On the heels of the Kress v. United States gift tax case, in which a federal district court affirmed the practice of tax affecting pass-through entities (PTEs) for valuation purposes, the U.S. Tax Court recently accepted a taxpayer’s tax-affected valuation in the case of Estate of Jones v. Commissioner.
This new case represents a big win for taxpayers—and for valuation analysts who have been seeking acknowledgment of the validity of tax affecting S corps, limited partnerships, and other PTEs.
As part of his estate plan, Aaron Jones gifted his daughters shares in two closely related companies. The IRS challenged the valuation of one of the companies—SJTC—and notified Jones that he owed nearly $45 million in gift tax.
Interestingly, the tax-affecting piece of the case didn’t focus on tax-affecting per se but on how to tax affect. The court noted that both the IRS and Jones recognized that a hypothetical buyer and seller would indeed consider the tax consequences of SJTC’s limited partnership form but disagreed about how to do so.
The IRS argued that tax affecting was improper where SJTC had no tax liability on the entity level and unfairly favored a hypothetical buyer over a seller. The estate argued that a zero tax rate on the entity inflated the value of SJTC, and a hypothetical buyer would recognize that partners would have to pay income tax at ordinary levels whether or not SJTC made cash distributions.
The court noted that Gross, the widely cited case that disallowed tax affecting, involved a different situation than Jones and accepted the family expert’s tax-affected valuation. The court said that the expert’s “tax-affecting might not be exact, but it is more convincing and complete” than the IRS’s position.

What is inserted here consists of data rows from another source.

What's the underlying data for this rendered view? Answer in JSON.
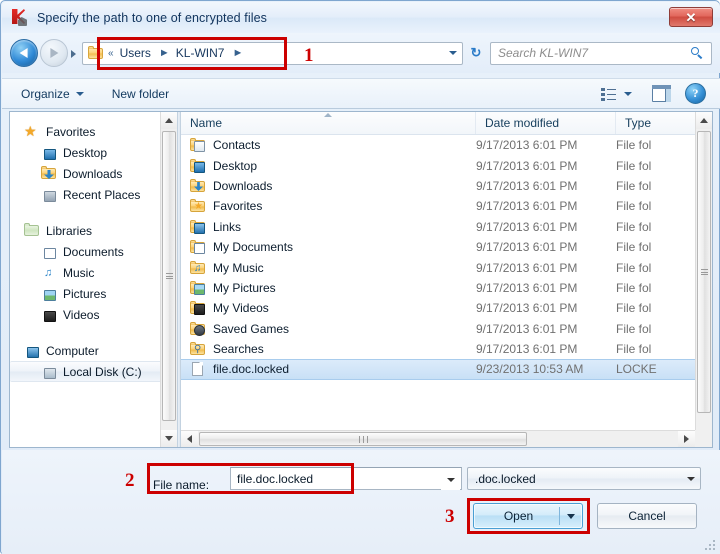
{
  "window": {
    "title": "Specify the path to one of encrypted files",
    "app_icon": "kaspersky-k-icon",
    "close_label": "✕"
  },
  "navbar": {
    "back_icon": "back-arrow-icon",
    "forward_icon": "forward-arrow-icon",
    "breadcrumb": {
      "folder_icon": "folder-icon",
      "chevrons": "«",
      "items": [
        {
          "label": "Users",
          "sep": "►"
        },
        {
          "label": "KL-WIN7",
          "sep": "►"
        }
      ]
    },
    "dropdown_icon": "chevron-down-icon",
    "refresh_icon": "refresh-icon",
    "refresh_glyph": "↻",
    "search": {
      "placeholder": "Search KL-WIN7",
      "icon": "search-icon"
    }
  },
  "toolbar": {
    "organize_label": "Organize",
    "organize_caret_icon": "chevron-down-icon",
    "new_folder_label": "New folder",
    "views_icon": "views-list-icon",
    "views_caret_icon": "chevron-down-icon",
    "preview_pane_icon": "preview-pane-icon",
    "help_icon": "help-icon",
    "help_glyph": "?"
  },
  "sidebar": {
    "groups": [
      {
        "header": {
          "label": "Favorites",
          "icon": "star-icon"
        },
        "items": [
          {
            "label": "Desktop",
            "icon": "desktop-icon"
          },
          {
            "label": "Downloads",
            "icon": "downloads-icon"
          },
          {
            "label": "Recent Places",
            "icon": "recent-places-icon"
          }
        ]
      },
      {
        "header": {
          "label": "Libraries",
          "icon": "libraries-icon"
        },
        "items": [
          {
            "label": "Documents",
            "icon": "documents-icon"
          },
          {
            "label": "Music",
            "icon": "music-icon"
          },
          {
            "label": "Pictures",
            "icon": "pictures-icon"
          },
          {
            "label": "Videos",
            "icon": "videos-icon"
          }
        ]
      },
      {
        "header": {
          "label": "Computer",
          "icon": "computer-icon"
        },
        "items": [
          {
            "label": "Local Disk (C:)",
            "icon": "disk-icon",
            "selected": true
          }
        ]
      }
    ]
  },
  "filelist": {
    "columns": [
      {
        "label": "Name"
      },
      {
        "label": "Date modified"
      },
      {
        "label": "Type"
      }
    ],
    "rows": [
      {
        "name": "Contacts",
        "date": "9/17/2013 6:01 PM",
        "type": "File fol",
        "icon": "folder-contacts-icon"
      },
      {
        "name": "Desktop",
        "date": "9/17/2013 6:01 PM",
        "type": "File fol",
        "icon": "folder-desktop-icon"
      },
      {
        "name": "Downloads",
        "date": "9/17/2013 6:01 PM",
        "type": "File fol",
        "icon": "folder-downloads-icon"
      },
      {
        "name": "Favorites",
        "date": "9/17/2013 6:01 PM",
        "type": "File fol",
        "icon": "folder-favorites-icon"
      },
      {
        "name": "Links",
        "date": "9/17/2013 6:01 PM",
        "type": "File fol",
        "icon": "folder-links-icon"
      },
      {
        "name": "My Documents",
        "date": "9/17/2013 6:01 PM",
        "type": "File fol",
        "icon": "folder-documents-icon"
      },
      {
        "name": "My Music",
        "date": "9/17/2013 6:01 PM",
        "type": "File fol",
        "icon": "folder-music-icon"
      },
      {
        "name": "My Pictures",
        "date": "9/17/2013 6:01 PM",
        "type": "File fol",
        "icon": "folder-pictures-icon"
      },
      {
        "name": "My Videos",
        "date": "9/17/2013 6:01 PM",
        "type": "File fol",
        "icon": "folder-videos-icon"
      },
      {
        "name": "Saved Games",
        "date": "9/17/2013 6:01 PM",
        "type": "File fol",
        "icon": "folder-games-icon"
      },
      {
        "name": "Searches",
        "date": "9/17/2013 6:01 PM",
        "type": "File fol",
        "icon": "folder-searches-icon"
      },
      {
        "name": "file.doc.locked",
        "date": "9/23/2013 10:53 AM",
        "type": "LOCKE",
        "icon": "document-icon",
        "selected": true
      }
    ]
  },
  "bottom": {
    "filename_label": "File name:",
    "filename_value": "file.doc.locked",
    "filename_dropdown_icon": "chevron-down-icon",
    "filter_value": ".doc.locked",
    "filter_dropdown_icon": "chevron-down-icon",
    "open_label": "Open",
    "open_split_icon": "chevron-down-icon",
    "cancel_label": "Cancel"
  },
  "annotations": {
    "markers": [
      {
        "number": "1",
        "target": "address-bar"
      },
      {
        "number": "2",
        "target": "filename-field"
      },
      {
        "number": "3",
        "target": "open-button"
      }
    ],
    "color": "#cc0000"
  }
}
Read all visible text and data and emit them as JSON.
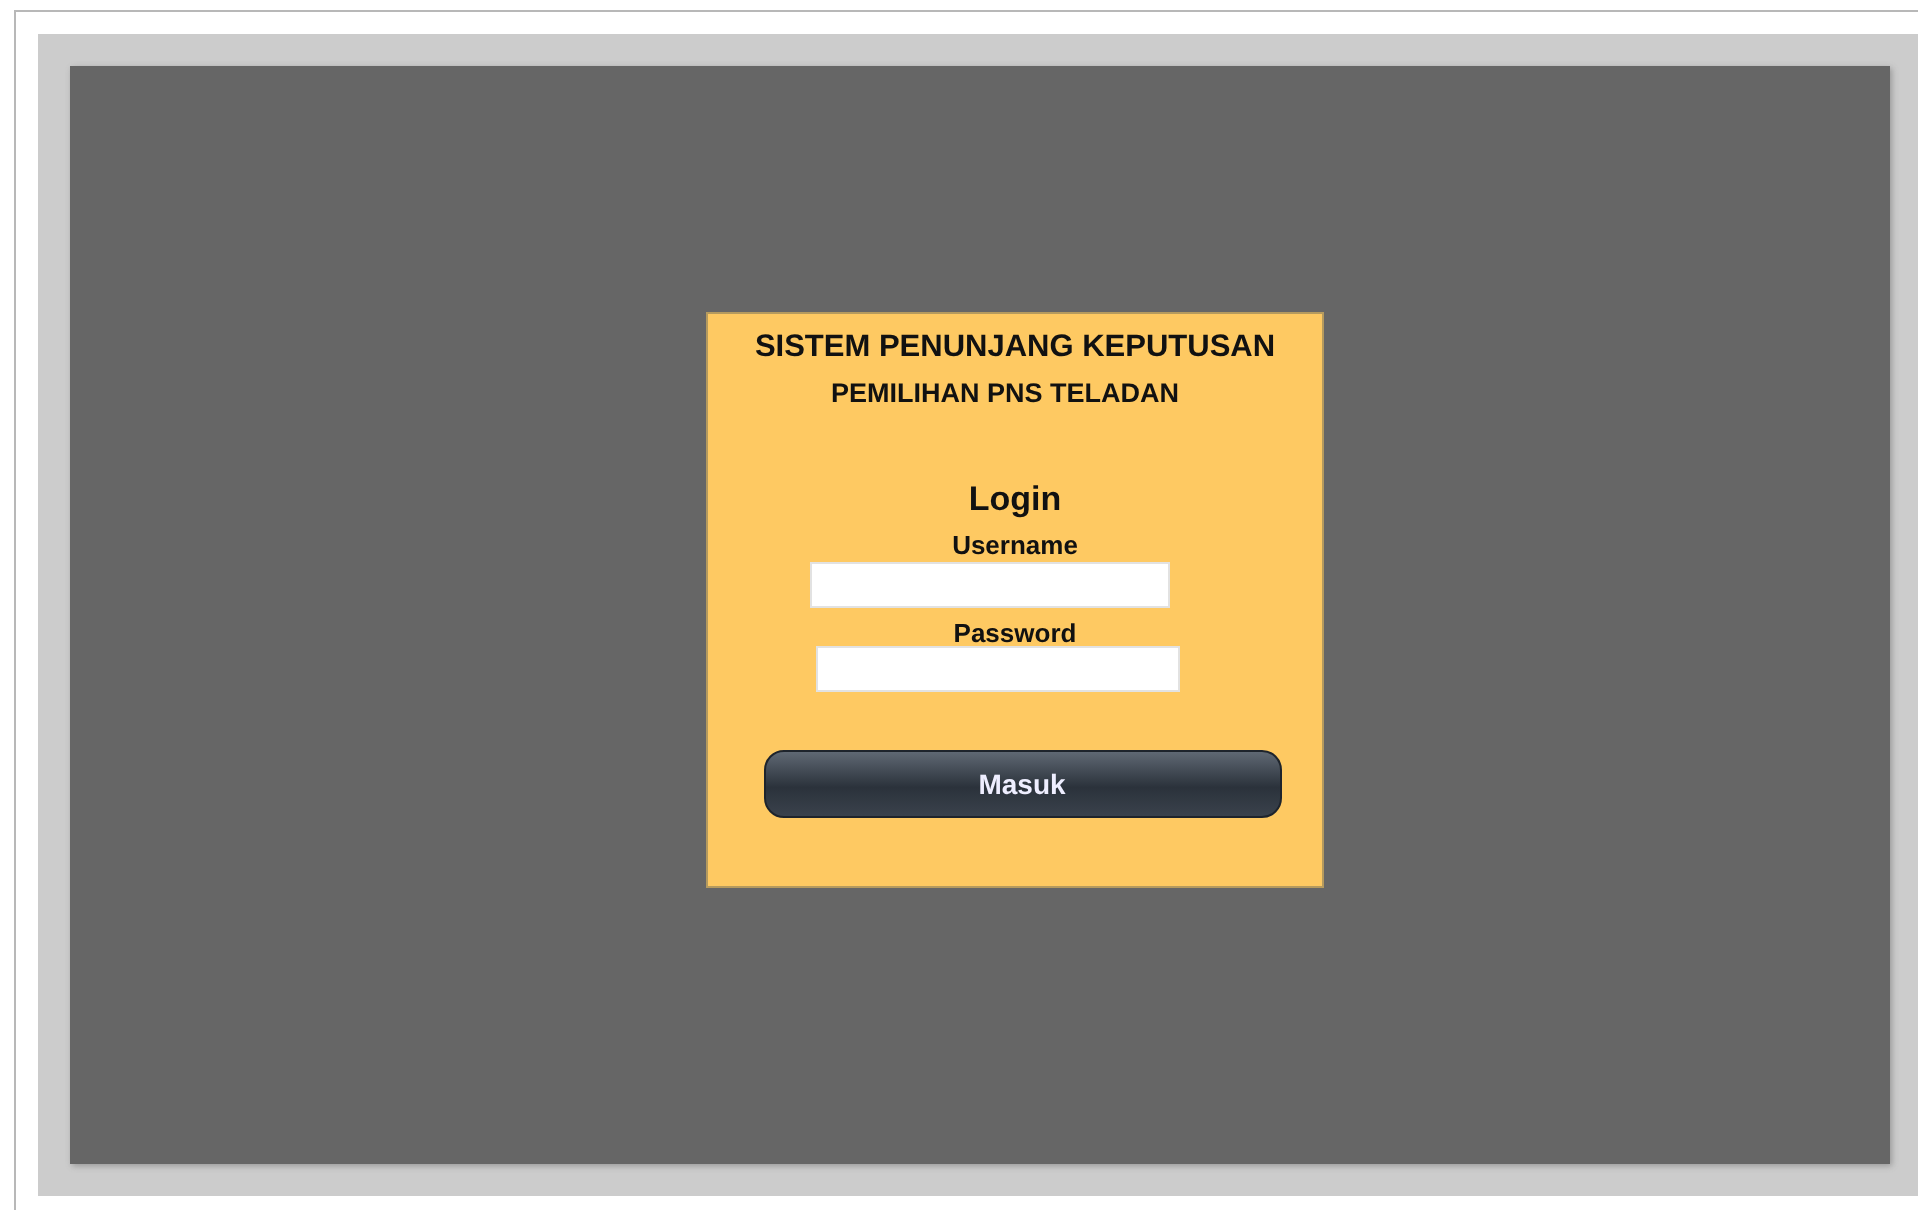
{
  "header": {
    "title": "SISTEM PENUNJANG KEPUTUSAN",
    "subtitle": "PEMILIHAN PNS TELADAN"
  },
  "login": {
    "heading": "Login",
    "fields": [
      {
        "label": "Username"
      },
      {
        "label": "Password"
      }
    ],
    "button": "Masuk"
  }
}
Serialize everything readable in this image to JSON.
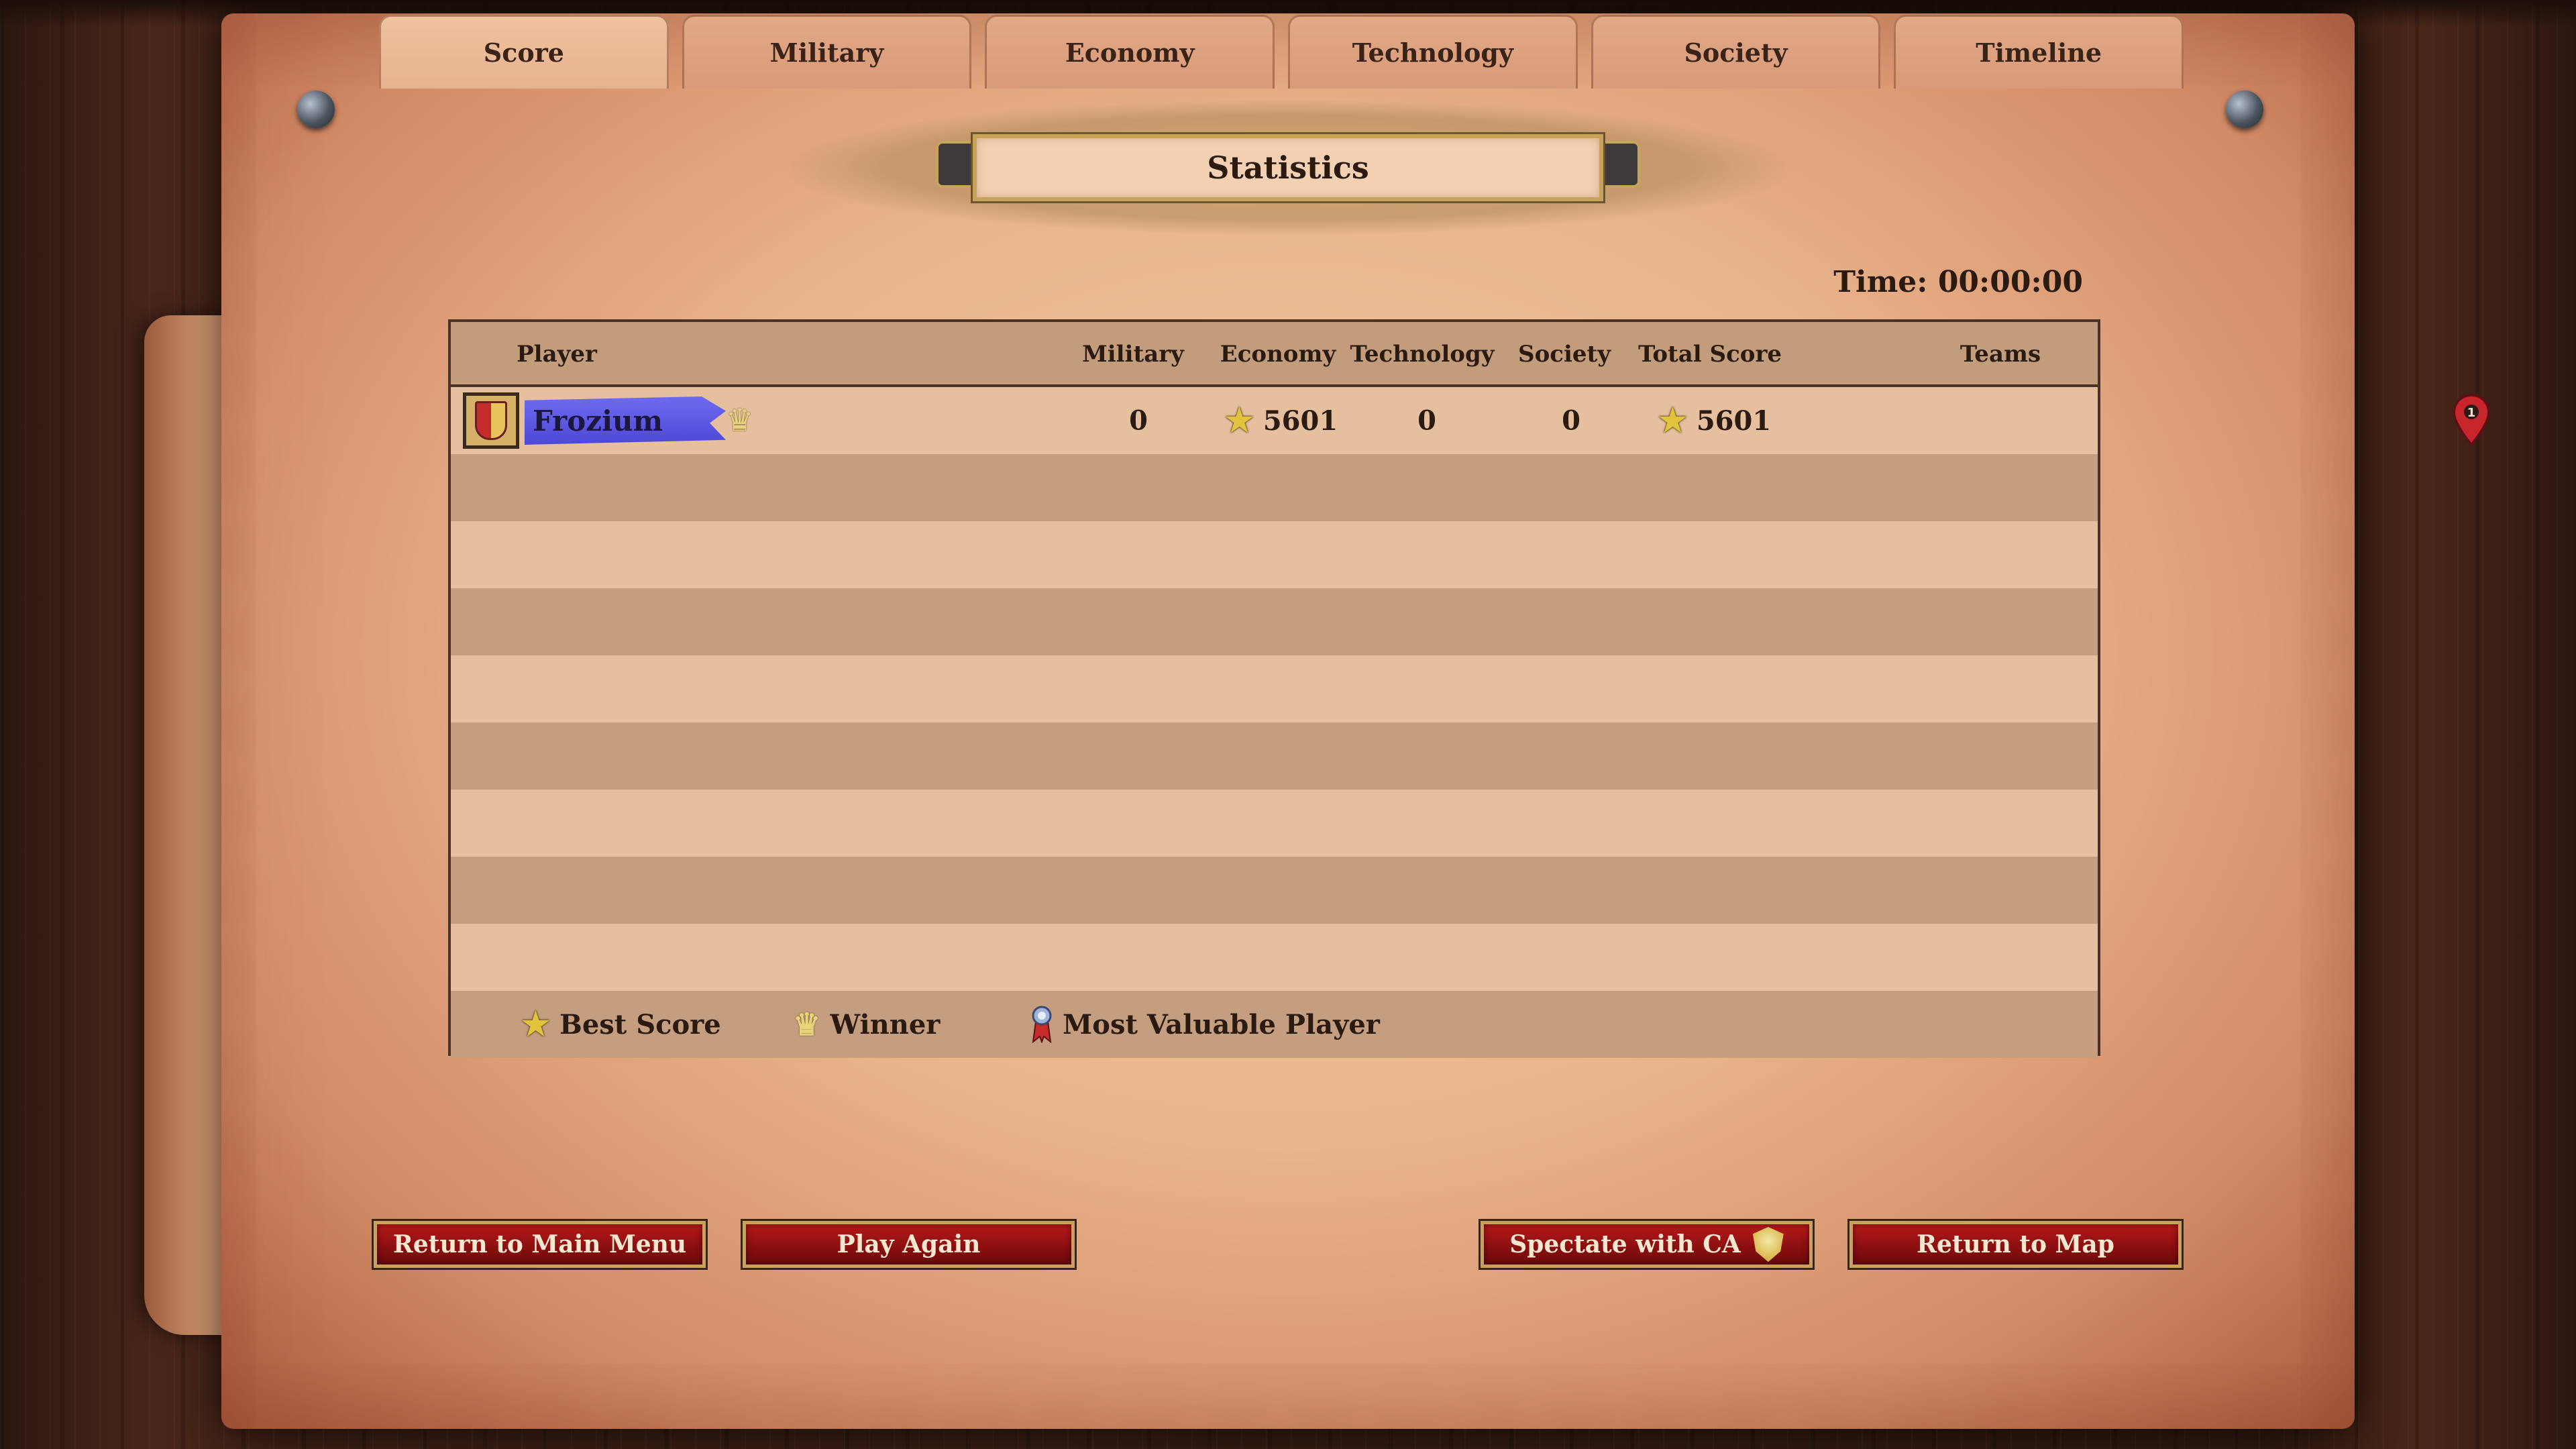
{
  "tabs": [
    "Score",
    "Military",
    "Economy",
    "Technology",
    "Society",
    "Timeline"
  ],
  "active_tab": "Score",
  "title": "Statistics",
  "time": "Time: 00:00:00",
  "table": {
    "headers": {
      "player": "Player",
      "military": "Military",
      "economy": "Economy",
      "technology": "Technology",
      "society": "Society",
      "total": "Total Score",
      "teams": "Teams"
    },
    "players": [
      {
        "name": "Frozium",
        "color": "#5a55e6",
        "military": "0",
        "economy": "5601",
        "technology": "0",
        "society": "0",
        "total": "5601",
        "team": "1",
        "winner": true,
        "best_economy": true,
        "best_total": true
      }
    ]
  },
  "legend": {
    "best_score": "Best Score",
    "winner": "Winner",
    "mvp": "Most Valuable Player"
  },
  "buttons": {
    "main_menu": "Return to Main Menu",
    "play_again": "Play Again",
    "spectate": "Spectate with CA",
    "return_map": "Return to Map"
  },
  "icons": {
    "best_score": "star-icon",
    "winner": "crown-icon",
    "mvp": "medal-icon",
    "team": "team-marker-icon",
    "spectate": "ca-shield-icon"
  }
}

Valuation analysts will no doubt study Jones for further insight into this issue.